# Sound waves and speed of it in different reference frames

physics user1
Think at a cop car with a siren that moves with a velocity Vc, it emits a sound with a velocity C

Now think about a person that doesn't move, in front of the cop car, shouldn't he register that the speed of the sound emited is Vs= Vc+ C?

According to the galileian equations (true for v <<c light)

x= x' + Vc t (distance done by the sound wave according to the guy in front of the cop car)
x'= Ct (distance done by the sound wave according to the cop car frame of reference)

x= (C+ Vc) t

d/dt x = d/dt [ (C+Vc) t]

Vs= C + Vc

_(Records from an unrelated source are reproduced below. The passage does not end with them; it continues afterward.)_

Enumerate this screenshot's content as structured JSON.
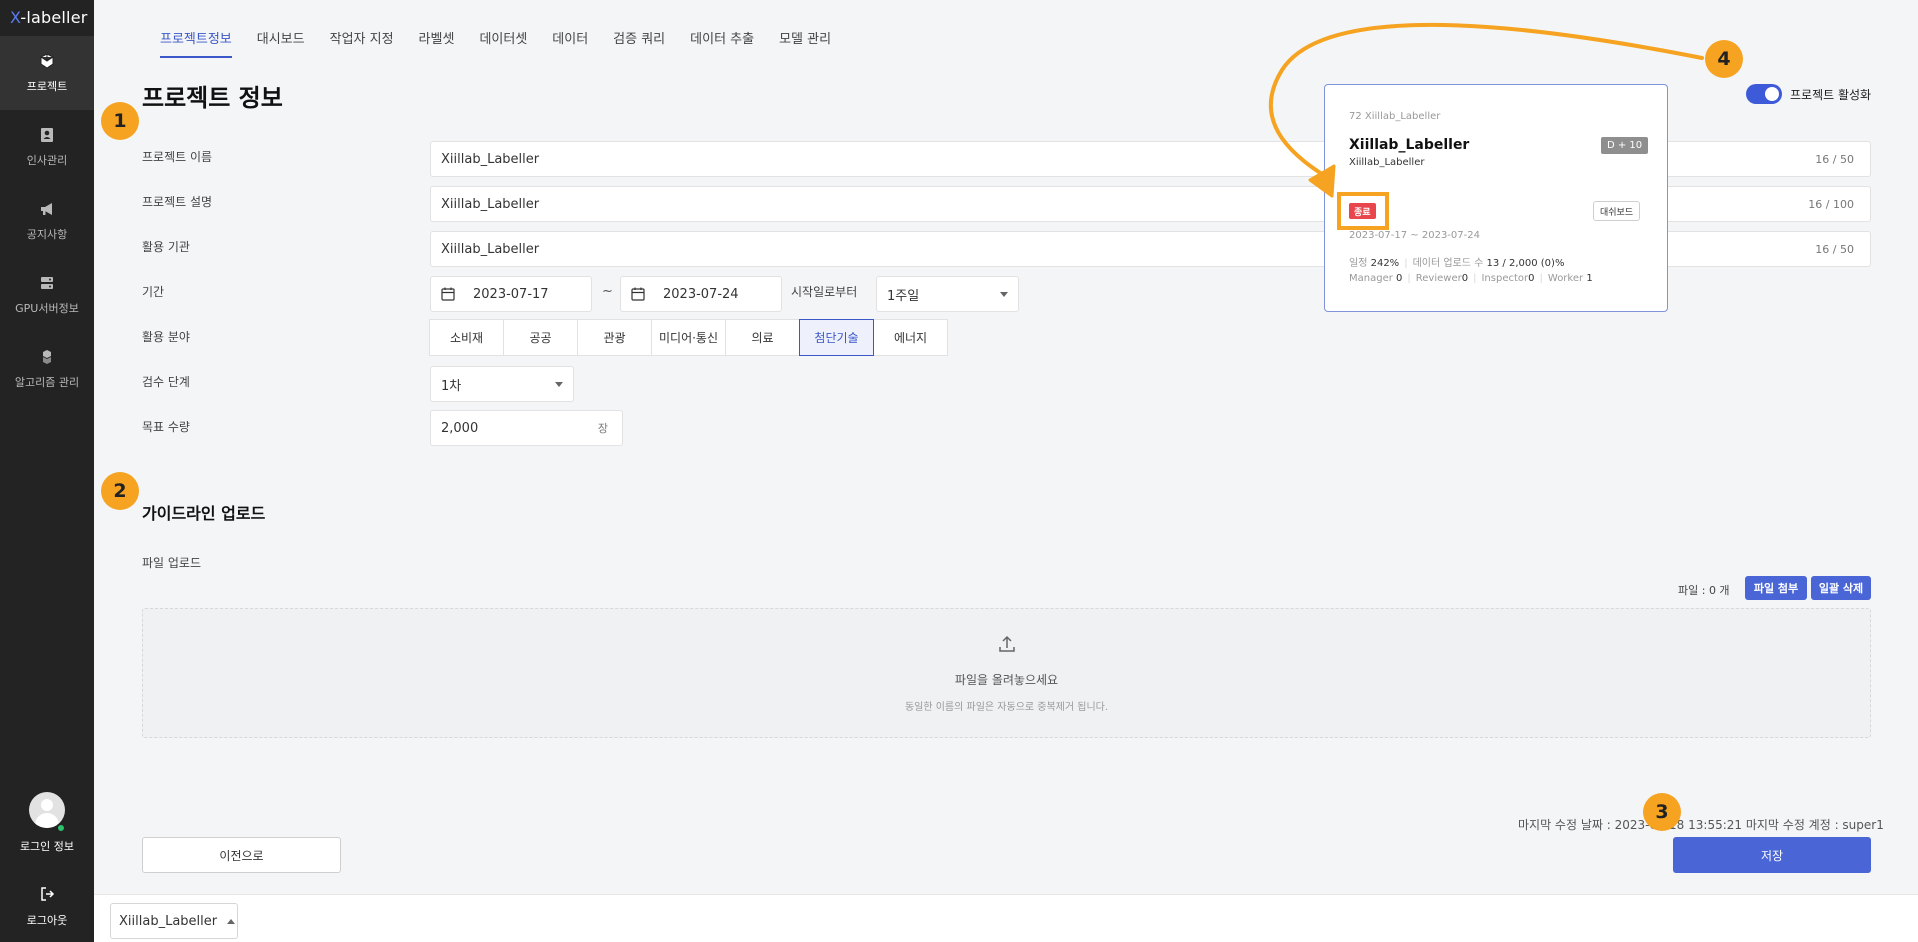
{
  "app": {
    "logo_x": "X",
    "logo_rest": "-labeller"
  },
  "sidebar": {
    "items": [
      {
        "label": "프로젝트",
        "icon": "box-icon",
        "active": true
      },
      {
        "label": "인사관리",
        "icon": "person-card-icon"
      },
      {
        "label": "공지사항",
        "icon": "megaphone-icon"
      },
      {
        "label": "GPU서버정보",
        "icon": "server-icon"
      },
      {
        "label": "알고리즘 관리",
        "icon": "boxes-icon"
      }
    ],
    "profile_label": "로그인 정보",
    "logout_label": "로그아웃"
  },
  "tabs": [
    "프로젝트정보",
    "대시보드",
    "작업자 지정",
    "라벨셋",
    "데이터셋",
    "데이터",
    "검증 쿼리",
    "데이터 추출",
    "모델 관리"
  ],
  "page": {
    "title": "프로젝트 정보",
    "toggle_label": "프로젝트 활성화",
    "toggle_on": true
  },
  "markers": [
    "1",
    "2",
    "3",
    "4"
  ],
  "form": {
    "name": {
      "label": "프로젝트 이름",
      "value": "Xiillab_Labeller",
      "counter": "16 / 50"
    },
    "desc": {
      "label": "프로젝트 설명",
      "value": "Xiillab_Labeller",
      "counter": "16 / 100"
    },
    "org": {
      "label": "활용 기관",
      "value": "Xiillab_Labeller",
      "counter": "16 / 50"
    },
    "period": {
      "label": "기간",
      "start": "2023-07-17",
      "tilde": "~",
      "end": "2023-07-24",
      "from_label": "시작일로부터",
      "duration": "1주일"
    },
    "field": {
      "label": "활용 분야",
      "options": [
        "소비재",
        "공공",
        "관광",
        "미디어·통신",
        "의료",
        "첨단기술",
        "에너지"
      ],
      "selected": "첨단기술"
    },
    "review": {
      "label": "검수 단계",
      "value": "1차"
    },
    "target": {
      "label": "목표 수량",
      "value": "2,000",
      "unit": "장"
    }
  },
  "guideline": {
    "title": "가이드라인 업로드",
    "file_label": "파일 업로드",
    "file_count": "파일 : 0 개",
    "attach_button": "파일 첨부",
    "delete_button": "일괄 삭제",
    "drop_main": "파일을 올려놓으세요",
    "drop_sub": "동일한 이름의 파일은 자동으로 중복제거 됩니다."
  },
  "footer": {
    "last_modified": "마지막 수정 날짜 : 2023-07-18 13:55:21   마지막 수정 계정 : super1",
    "prev_button": "이전으로",
    "save_button": "저장",
    "project_select": "Xiillab_Labeller"
  },
  "card": {
    "id": "72 Xiillab_Labeller",
    "title": "Xiillab_Labeller",
    "subtitle": "Xiillab_Labeller",
    "dday": "D + 10",
    "status": "종료",
    "status_color": "#e8454c",
    "dashboard_button": "대쉬보드",
    "period": "2023-07-17 ~ 2023-07-24",
    "schedule_label": "일정",
    "schedule_value": "242%",
    "upload_label": "데이터 업로드 수",
    "upload_value": "13 / 2,000 (0)%",
    "manager_label": "Manager",
    "manager_value": "0",
    "reviewer_label": "Reviewer",
    "reviewer_value": "0",
    "inspector_label": "Inspector",
    "inspector_value": "0",
    "worker_label": "Worker",
    "worker_value": "1"
  },
  "colors": {
    "accent": "#3d5bd9",
    "marker": "#f5a321",
    "sidebar": "#232323",
    "status_end": "#e8454c"
  }
}
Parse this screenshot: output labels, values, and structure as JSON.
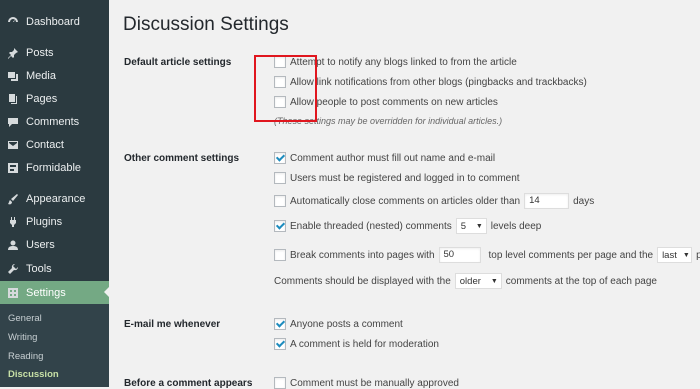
{
  "sidebar": {
    "items": [
      {
        "label": "Dashboard",
        "icon": "dashboard-icon"
      },
      {
        "label": "Posts",
        "icon": "pin-icon"
      },
      {
        "label": "Media",
        "icon": "media-icon"
      },
      {
        "label": "Pages",
        "icon": "pages-icon"
      },
      {
        "label": "Comments",
        "icon": "comment-icon"
      },
      {
        "label": "Contact",
        "icon": "mail-icon"
      },
      {
        "label": "Formidable",
        "icon": "grid-icon"
      },
      {
        "label": "Appearance",
        "icon": "brush-icon"
      },
      {
        "label": "Plugins",
        "icon": "plug-icon"
      },
      {
        "label": "Users",
        "icon": "user-icon"
      },
      {
        "label": "Tools",
        "icon": "wrench-icon"
      },
      {
        "label": "Settings",
        "icon": "settings-icon"
      }
    ],
    "submenu": [
      "General",
      "Writing",
      "Reading",
      "Discussion"
    ],
    "active_color": "#74a984",
    "background": "#2b3a40"
  },
  "page": {
    "title": "Discussion Settings"
  },
  "default_article": {
    "label": "Default article settings",
    "opt1": "Attempt to notify any blogs linked to from the article",
    "opt2": "Allow link notifications from other blogs (pingbacks and trackbacks)",
    "opt3": "Allow people to post comments on new articles",
    "note": "(These settings may be overridden for individual articles.)"
  },
  "other_comment": {
    "label": "Other comment settings",
    "opt1": "Comment author must fill out name and e-mail",
    "opt2": "Users must be registered and logged in to comment",
    "opt3_pre": "Automatically close comments on articles older than",
    "opt3_value": "14",
    "opt3_post": "days",
    "opt4_pre": "Enable threaded (nested) comments",
    "opt4_value": "5",
    "opt4_post": "levels deep",
    "opt5_pre": "Break comments into pages with",
    "opt5_value": "50",
    "opt5_mid": "top level comments per page and the",
    "opt5_select": "last",
    "opt5_post": "pa",
    "opt6_pre": "Comments should be displayed with the",
    "opt6_select": "older",
    "opt6_post": "comments at the top of each page"
  },
  "email": {
    "label": "E-mail me whenever",
    "opt1": "Anyone posts a comment",
    "opt2": "A comment is held for moderation"
  },
  "before_comment": {
    "label": "Before a comment appears",
    "opt1": "Comment must be manually approved"
  },
  "highlight_color": "#e0161e"
}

Is that correct? Does the speed of the wave change with the frame of reference?

Is because of that that the frequency changes? (Doppler effect)

Doc Al
Mentor
Now think about a person that doesn't move, in front of the cop car, shouldn't he register that the speed of the sound emited is Vs= Vc+ C?
No.

Realize that the speed of sound is C with respect to its medium, the air. So a person at rest with respect to the air will measure the speed of the sound as C.

physics user1
physics user1
No.

Realize that the speed of sound is C with respect to its medium, the air. So a person at rest with respect to the air will measure the speed of the sound as C.

and... the cop? Why is he registering the same speed?

Ain't the cop and the person in relative motion?

Doc Al
Mentor
and... the cop? Why is he registering the same speed?
He's not. Here's the basic formula:
Speed of sound with respect to cop = Speed of sound w.r.t. air + speed of air w.r.t cop = C - Vc.

Ain't the cop and the person in relative motion?
Definitely.

physics user1
Basically, it will travel slower relative to the car and the speed of sound relative to the ground

physics user1